## Activity:
Scan the listing below and copy every line holding "camera".

= Beginning of Section =

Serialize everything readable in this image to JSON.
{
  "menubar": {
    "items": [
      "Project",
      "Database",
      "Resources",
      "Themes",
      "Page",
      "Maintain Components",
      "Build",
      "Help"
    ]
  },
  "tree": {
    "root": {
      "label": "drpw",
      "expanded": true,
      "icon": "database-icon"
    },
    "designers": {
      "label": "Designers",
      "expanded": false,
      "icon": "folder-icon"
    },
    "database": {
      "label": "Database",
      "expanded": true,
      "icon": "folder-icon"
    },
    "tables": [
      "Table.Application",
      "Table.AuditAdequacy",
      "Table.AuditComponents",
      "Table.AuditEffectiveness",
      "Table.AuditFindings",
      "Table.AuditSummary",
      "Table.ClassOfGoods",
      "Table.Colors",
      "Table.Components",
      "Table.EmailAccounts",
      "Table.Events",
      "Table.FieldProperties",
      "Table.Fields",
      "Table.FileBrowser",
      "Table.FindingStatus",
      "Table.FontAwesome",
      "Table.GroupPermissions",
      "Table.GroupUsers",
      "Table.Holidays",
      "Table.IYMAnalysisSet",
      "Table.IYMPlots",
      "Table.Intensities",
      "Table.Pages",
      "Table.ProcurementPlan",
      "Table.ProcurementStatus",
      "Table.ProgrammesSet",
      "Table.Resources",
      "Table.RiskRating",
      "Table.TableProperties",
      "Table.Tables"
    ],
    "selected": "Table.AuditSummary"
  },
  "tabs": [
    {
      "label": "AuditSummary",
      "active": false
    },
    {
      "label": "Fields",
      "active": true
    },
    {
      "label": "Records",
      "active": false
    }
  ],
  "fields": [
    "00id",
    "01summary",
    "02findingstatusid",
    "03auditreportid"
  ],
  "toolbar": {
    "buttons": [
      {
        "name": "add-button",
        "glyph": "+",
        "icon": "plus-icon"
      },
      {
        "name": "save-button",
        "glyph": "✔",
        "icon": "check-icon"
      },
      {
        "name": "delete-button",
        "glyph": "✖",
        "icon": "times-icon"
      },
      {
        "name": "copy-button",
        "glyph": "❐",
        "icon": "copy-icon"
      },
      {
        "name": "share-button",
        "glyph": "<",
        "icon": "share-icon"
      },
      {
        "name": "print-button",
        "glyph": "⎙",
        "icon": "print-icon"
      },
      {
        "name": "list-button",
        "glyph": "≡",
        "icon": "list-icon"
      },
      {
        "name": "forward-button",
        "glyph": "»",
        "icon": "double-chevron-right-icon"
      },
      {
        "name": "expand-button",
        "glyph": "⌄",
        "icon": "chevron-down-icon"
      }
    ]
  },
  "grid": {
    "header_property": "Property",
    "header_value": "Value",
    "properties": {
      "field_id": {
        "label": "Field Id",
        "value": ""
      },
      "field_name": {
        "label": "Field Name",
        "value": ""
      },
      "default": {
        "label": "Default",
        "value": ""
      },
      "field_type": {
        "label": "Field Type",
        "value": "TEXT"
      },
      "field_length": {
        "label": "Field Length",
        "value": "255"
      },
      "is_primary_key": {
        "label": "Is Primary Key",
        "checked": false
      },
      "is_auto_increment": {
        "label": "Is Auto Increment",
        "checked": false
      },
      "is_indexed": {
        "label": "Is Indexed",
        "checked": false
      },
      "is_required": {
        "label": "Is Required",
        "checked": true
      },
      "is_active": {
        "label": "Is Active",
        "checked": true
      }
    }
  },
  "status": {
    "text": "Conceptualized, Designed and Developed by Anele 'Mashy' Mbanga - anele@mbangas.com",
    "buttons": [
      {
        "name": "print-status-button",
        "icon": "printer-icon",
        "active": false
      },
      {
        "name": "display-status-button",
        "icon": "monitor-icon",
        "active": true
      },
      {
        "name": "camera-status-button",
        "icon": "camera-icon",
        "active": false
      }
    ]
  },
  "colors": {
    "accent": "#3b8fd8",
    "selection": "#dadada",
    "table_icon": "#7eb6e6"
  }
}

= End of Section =

## Response:
        "name": "camera-status-button",
        "icon": "camera-icon",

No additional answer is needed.